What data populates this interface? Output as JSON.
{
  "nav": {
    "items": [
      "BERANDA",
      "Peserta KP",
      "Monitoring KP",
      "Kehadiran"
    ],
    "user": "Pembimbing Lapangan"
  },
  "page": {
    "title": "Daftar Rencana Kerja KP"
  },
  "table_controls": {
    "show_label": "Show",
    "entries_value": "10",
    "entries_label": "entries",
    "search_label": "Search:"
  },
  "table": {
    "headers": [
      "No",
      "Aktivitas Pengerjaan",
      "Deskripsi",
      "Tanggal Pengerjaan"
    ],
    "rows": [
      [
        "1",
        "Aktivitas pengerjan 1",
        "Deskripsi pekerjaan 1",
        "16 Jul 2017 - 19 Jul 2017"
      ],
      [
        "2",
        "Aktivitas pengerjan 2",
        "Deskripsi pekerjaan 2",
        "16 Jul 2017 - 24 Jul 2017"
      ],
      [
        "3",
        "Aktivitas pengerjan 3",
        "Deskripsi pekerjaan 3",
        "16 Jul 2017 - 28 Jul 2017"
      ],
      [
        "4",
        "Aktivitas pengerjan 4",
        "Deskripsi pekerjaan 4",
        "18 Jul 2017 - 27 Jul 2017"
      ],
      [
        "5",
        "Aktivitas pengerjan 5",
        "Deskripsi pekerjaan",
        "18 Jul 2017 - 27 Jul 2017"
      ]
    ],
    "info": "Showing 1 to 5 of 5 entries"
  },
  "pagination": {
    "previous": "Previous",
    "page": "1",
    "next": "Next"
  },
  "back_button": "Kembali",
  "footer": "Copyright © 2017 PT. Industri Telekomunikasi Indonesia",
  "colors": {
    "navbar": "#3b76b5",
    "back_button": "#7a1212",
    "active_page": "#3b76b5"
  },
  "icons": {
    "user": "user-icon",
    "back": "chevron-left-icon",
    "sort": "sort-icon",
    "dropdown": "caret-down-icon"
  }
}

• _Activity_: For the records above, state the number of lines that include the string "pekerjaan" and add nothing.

• _Completed exercise_: 5